## TASK BRIEF
Produce a verbatim copy of the data below that contains no pictures.

[Page and application data records]
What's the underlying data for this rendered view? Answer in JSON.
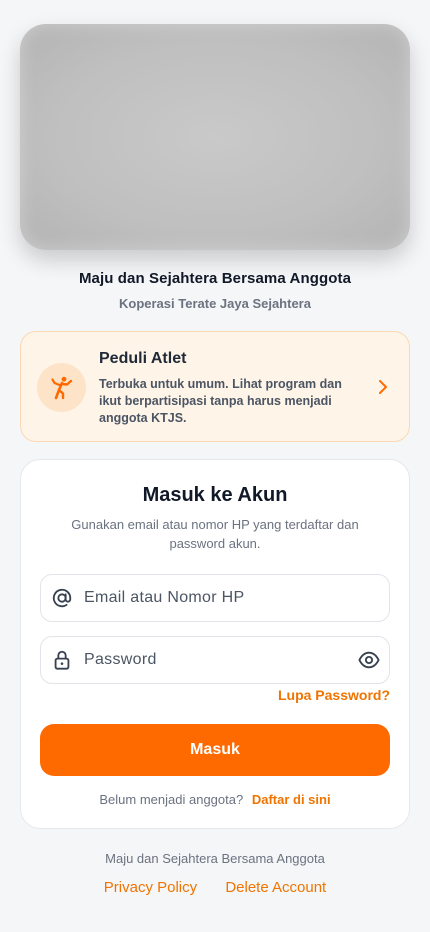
{
  "hero": {
    "image": "blurred-banner"
  },
  "header": {
    "tagline": "Maju dan Sejahtera Bersama Anggota",
    "organization": "Koperasi Terate Jaya Sejahtera"
  },
  "promo": {
    "icon": "athlete-kick-icon",
    "title": "Peduli Atlet",
    "description": "Terbuka untuk umum. Lihat program dan ikut berpartisipasi tanpa harus menjadi anggota KTJS.",
    "accent": "#ff6a00"
  },
  "login": {
    "title": "Masuk ke Akun",
    "subtitle": "Gunakan email atau nomor HP yang terdaftar dan password akun.",
    "email_placeholder": "Email atau Nomor HP",
    "email_value": "",
    "password_placeholder": "Password",
    "password_value": "",
    "forgot_label": "Lupa Password?",
    "submit_label": "Masuk",
    "register_question": "Belum menjadi anggota?",
    "register_link": "Daftar di sini"
  },
  "footer": {
    "tagline": "Maju dan Sejahtera Bersama Anggota",
    "privacy_label": "Privacy Policy",
    "delete_label": "Delete Account"
  },
  "colors": {
    "primary": "#ff6a00",
    "link": "#f07400",
    "promo_bg": "#fff4e8",
    "page_bg": "#f5f6f8"
  }
}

## TASK RESULT
What's the underlying data for this rendered view? Answer in JSON.
{
  "hero": {
    "image": "blurred-banner"
  },
  "header": {
    "tagline": "Maju dan Sejahtera Bersama Anggota",
    "organization": "Koperasi Terate Jaya Sejahtera"
  },
  "promo": {
    "icon": "athlete-kick-icon",
    "title": "Peduli Atlet",
    "description": "Terbuka untuk umum. Lihat program dan ikut berpartisipasi tanpa harus menjadi anggota KTJS.",
    "accent": "#ff6a00"
  },
  "login": {
    "title": "Masuk ke Akun",
    "subtitle": "Gunakan email atau nomor HP yang terdaftar dan password akun.",
    "email_placeholder": "Email atau Nomor HP",
    "email_value": "",
    "password_placeholder": "Password",
    "password_value": "",
    "forgot_label": "Lupa Password?",
    "submit_label": "Masuk",
    "register_question": "Belum menjadi anggota?",
    "register_link": "Daftar di sini"
  },
  "footer": {
    "tagline": "Maju dan Sejahtera Bersama Anggota",
    "privacy_label": "Privacy Policy",
    "delete_label": "Delete Account"
  },
  "colors": {
    "primary": "#ff6a00",
    "link": "#f07400",
    "promo_bg": "#fff4e8",
    "page_bg": "#f5f6f8"
  }
}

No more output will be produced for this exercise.